Keeping Track of Photo Locations with a Handheld GPS Unit

Sarah – “Outtake”, Colorado, October 5, 2007.

A chance look today at an old photo just sent me back in time, both photographically and technologically. It was bone chillingly cold and Sarah and I were doing figure studies high in the Colorado Rockies. (One of our images is at the end of this article.) Back in 2007 most cameras did not have built in GPS units and my primitive mobile phone did not have GPS capabilities either. But I still wanted to keep track of some important photo locations, and this spot was one of them.

Magellan GPS with our location.

My solution was simple. At the end of the photo session I took a picture of the GPS unit sitting on the dash of the car. That way a photo of our GPS coordinates was with the images we had just created. As you can see, we were at 11,620 feet in elevation. When I downloaded the photos, this GPS photo ended up in the same folder as the images of Sarah. The car was not far from where we were shooting so the coordinates were close enough.

Google Maps with a red pin marking our location. Click the image to see a larger version.

It is a simple matter to enter GPS coordinates into an online map site or a downloadable GPS mapping program. I dropped the GPS coordinates into the search bar at Google Maps.

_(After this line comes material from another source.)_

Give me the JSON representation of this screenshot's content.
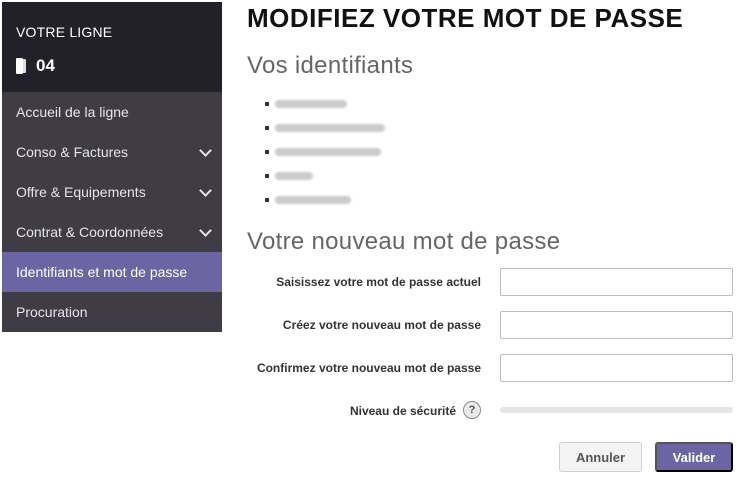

Google Earth Pro with our shooting location. Click the image for a larger version.

I prefer a program that allows me to name and save locations. My favorite GPS software is Google Earth Pro and it is a free download. I entered the GPS coordinates into Google Earth Pro and the software dropped a yellow pin on the location of our car. I named the pin “Car, Sarah rocks” and had Google Earth Pro save the location. I also manually dropped another pin at the approximate location in the rocks where Sarah was standing when we created our images.

If I wanted to keep track of a location that was much farther from the car, I had a small, pocket sized GPS unit I carried with me.

Now my phone functions as my GPS unit. One of my two primary DSLR cameras does not have GPS capabilities. If I want GPS coordinates of a photo location taken with that camera, I just take a picture with my iPhone at the same location and it saves the GPS location with the iPhone image. I also have a GPS mapping app on my phone.

If your camera does not record GPS locations and your phone doesn’t either, you can always go old school and carry a small and inexpensive GPS unit to keep track of your photo location. Just take a picture of the coordinates before you move on to the next location.

For a series of articles on using GPS in photography, check the link below.

Sarah – Colorado, October 5, 2007.

This is one of our favorite images at this location.


“How To” Series: Using GPS in Photography